Decency defeats the forces of darkness
Published by The Mail on Sunday (6th April, 2014)
Countrymen: The Untold Story of How Denmark’s Jews Escaped the Nazis by Bo Lidegaard (Atlantic)
One Saturday morning in October 1943, the vicar, lawyer and bank manager of a small seaside town in Denmark spent several hours agonising over how to help Jewish families hiding from Nazi round-ups in their local hotel. ‘One proposal after another was rejected and when we finally got completely stuck, we did what we should have started with,’ said Niels Lund, the vicar. ‘We walked into the hotel, greeted them and offered our assistance.’

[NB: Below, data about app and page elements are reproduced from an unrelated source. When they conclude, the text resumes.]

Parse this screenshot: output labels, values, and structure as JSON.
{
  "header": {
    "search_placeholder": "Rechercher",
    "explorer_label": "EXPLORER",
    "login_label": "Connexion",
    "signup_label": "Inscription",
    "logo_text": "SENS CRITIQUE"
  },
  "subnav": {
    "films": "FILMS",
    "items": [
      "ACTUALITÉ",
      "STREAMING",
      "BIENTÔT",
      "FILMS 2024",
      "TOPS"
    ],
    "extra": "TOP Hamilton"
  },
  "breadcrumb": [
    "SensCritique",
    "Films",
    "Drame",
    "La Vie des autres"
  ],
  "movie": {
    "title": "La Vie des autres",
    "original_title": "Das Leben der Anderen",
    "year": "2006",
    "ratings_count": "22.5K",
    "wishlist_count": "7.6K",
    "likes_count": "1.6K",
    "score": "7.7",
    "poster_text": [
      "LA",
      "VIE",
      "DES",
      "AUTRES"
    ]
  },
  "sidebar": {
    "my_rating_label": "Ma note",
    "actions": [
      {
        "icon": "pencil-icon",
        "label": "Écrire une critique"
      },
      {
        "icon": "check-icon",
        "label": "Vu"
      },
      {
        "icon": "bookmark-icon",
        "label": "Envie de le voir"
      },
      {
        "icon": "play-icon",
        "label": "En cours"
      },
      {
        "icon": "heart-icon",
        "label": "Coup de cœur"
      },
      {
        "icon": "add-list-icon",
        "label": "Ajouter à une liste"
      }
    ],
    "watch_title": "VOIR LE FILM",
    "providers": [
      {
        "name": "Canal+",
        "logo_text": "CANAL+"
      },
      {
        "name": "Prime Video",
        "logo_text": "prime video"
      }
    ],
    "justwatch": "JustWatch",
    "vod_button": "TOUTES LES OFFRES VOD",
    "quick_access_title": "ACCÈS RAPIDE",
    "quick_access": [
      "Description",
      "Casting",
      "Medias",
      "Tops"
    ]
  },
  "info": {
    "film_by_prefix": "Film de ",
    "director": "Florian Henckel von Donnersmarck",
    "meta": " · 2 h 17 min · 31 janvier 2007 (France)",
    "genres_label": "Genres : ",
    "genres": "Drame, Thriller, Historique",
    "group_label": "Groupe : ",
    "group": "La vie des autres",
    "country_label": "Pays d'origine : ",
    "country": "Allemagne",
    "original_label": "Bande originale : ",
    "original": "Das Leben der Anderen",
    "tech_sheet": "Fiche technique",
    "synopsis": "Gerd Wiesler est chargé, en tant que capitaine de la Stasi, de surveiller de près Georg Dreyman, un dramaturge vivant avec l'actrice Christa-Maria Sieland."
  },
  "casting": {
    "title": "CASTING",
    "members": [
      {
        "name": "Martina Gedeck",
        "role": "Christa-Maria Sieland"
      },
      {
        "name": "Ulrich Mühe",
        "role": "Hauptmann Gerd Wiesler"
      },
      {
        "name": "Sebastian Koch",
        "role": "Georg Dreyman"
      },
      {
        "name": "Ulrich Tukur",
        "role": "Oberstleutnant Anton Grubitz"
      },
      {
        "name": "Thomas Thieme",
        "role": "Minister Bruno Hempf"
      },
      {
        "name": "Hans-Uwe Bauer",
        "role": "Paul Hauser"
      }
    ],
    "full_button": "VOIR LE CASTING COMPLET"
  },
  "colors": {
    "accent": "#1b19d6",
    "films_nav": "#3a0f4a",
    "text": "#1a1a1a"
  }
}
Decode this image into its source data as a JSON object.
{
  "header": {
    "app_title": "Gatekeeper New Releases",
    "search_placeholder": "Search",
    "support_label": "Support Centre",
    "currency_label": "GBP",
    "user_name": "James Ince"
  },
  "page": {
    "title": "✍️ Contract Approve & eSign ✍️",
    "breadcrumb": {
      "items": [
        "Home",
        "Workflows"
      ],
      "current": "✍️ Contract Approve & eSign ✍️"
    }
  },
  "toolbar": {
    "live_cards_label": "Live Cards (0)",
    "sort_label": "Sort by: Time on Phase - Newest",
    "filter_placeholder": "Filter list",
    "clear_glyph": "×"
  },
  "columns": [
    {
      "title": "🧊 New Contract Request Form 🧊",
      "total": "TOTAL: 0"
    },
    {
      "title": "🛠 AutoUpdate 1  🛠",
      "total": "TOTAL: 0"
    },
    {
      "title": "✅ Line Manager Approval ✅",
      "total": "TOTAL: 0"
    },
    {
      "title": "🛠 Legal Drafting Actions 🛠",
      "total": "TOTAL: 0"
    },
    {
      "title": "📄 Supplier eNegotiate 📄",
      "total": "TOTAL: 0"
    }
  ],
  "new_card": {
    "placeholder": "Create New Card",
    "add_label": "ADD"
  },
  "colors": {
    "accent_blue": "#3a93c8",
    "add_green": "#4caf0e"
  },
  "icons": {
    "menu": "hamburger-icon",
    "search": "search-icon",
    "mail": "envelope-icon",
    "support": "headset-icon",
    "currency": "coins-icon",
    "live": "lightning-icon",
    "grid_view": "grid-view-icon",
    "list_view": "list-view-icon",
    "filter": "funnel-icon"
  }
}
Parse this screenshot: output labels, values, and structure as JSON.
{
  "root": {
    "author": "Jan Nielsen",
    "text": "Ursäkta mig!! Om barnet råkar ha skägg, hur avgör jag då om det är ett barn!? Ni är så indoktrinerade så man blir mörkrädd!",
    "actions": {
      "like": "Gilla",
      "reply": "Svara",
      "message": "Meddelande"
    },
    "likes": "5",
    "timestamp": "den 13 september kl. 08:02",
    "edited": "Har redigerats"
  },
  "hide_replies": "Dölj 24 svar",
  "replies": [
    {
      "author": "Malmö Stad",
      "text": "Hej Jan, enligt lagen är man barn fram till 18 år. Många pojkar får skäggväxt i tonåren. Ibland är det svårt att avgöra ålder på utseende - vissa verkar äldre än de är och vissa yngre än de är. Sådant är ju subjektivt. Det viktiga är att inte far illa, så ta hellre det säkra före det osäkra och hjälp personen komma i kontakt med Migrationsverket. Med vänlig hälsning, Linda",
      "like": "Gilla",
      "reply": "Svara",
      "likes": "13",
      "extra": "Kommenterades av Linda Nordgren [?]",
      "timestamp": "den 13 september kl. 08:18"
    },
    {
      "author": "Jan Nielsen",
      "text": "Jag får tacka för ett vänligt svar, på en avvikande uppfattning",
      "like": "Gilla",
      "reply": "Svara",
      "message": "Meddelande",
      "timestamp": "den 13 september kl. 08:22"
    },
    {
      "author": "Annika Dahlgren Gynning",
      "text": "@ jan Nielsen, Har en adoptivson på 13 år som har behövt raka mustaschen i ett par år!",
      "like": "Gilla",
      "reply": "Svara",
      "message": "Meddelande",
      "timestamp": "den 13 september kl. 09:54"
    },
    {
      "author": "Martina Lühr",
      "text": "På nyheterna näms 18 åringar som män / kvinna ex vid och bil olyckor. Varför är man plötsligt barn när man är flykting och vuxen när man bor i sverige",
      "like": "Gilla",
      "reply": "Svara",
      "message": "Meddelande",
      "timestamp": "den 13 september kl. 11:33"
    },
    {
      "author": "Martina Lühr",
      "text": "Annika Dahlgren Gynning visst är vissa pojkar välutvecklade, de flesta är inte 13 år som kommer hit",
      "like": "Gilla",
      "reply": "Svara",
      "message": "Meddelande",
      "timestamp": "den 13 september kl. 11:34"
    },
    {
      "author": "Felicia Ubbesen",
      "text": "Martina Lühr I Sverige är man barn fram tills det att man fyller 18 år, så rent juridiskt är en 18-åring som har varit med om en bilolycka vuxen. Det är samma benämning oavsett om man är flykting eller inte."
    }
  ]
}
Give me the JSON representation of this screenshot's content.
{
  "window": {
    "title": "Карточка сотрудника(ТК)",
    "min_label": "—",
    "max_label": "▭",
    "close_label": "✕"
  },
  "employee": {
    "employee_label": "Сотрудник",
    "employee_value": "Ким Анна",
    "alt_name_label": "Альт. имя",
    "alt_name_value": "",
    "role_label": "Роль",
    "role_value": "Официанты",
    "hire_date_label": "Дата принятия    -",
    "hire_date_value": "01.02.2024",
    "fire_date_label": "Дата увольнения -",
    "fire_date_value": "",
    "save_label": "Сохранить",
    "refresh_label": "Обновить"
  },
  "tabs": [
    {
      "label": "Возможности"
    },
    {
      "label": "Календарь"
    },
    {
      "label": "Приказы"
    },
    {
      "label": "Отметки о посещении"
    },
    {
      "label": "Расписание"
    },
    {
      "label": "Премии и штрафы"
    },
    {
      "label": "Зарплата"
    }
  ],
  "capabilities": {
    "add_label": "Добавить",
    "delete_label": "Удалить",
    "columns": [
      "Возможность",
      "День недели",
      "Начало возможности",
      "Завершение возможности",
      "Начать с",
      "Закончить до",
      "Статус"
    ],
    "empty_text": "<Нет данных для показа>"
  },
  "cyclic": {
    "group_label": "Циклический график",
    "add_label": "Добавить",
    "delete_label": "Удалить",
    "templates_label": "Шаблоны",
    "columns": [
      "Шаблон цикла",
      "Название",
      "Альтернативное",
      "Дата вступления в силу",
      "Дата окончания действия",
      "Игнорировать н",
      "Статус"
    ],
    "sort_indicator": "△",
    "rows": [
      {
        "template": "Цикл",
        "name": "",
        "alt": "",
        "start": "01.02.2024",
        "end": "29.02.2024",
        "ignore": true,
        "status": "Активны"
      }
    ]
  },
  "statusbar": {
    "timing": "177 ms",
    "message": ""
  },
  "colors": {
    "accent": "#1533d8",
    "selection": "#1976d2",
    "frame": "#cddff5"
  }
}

The families managed to escape to Sweden, but only just – their hotel was raided within minutes of their departure. Yet they were far from alone. Thanks to the humanity of countless more Danes, almost all the country’s Jews evaded the Holocaust. Over 14 harrowing days they were given shelter in churches, family homes and hospitals, then smuggled on to schooners and fishing vessels that spirited them to safety in Sweden.
It is an inspirational story, one in which decency and democracy defeated the forces of darkness – and it is superbly told Bo Lidegaard, a Danish journalist. A small country in uneasy co-operation with its German occupier suddenly found its courage, helping 7,742 Jews across the sea to its neutral neighbour. As a result, fewer than one per cent of its Jewish population lost their lives in the genocide.
The book gets off to a slightly sluggish start as Lidegaard introduces key characters. But once the drama kicks in it, it turns almost into a thriller with a handful of first-person stories into the larger political machinations. On one night alone, more than 1,400 people managed to escape by boat into the welcoming arms of the Swedes.
Others were not so lucky: in a fishing hamlet, 85 people were dragged from a church loft – an action that makes a shocked fishing hamlet all the more determined to save the rest of their refugees. Within hours of the raid, an escape committee is formed by the local teacher, doctor and two grocers.
As Lidegaard argues, the Danes showed that countries and citizens make a choice when collaborating with mass murder.Incredibly, anti-Semitic propaganda was banned under Nazi occupation, while citizens refused to identify Jews and Danish police did not assist in arrests. Yes, the Danes had relatively light occupation and were close geographically to a free nation. But they protected their Jews because they saw them as fellow countrymen.
As the elderly King Christian famously told his prime minister: ‘If the request was made, the right attitude would be for all of us to wear the star of David.’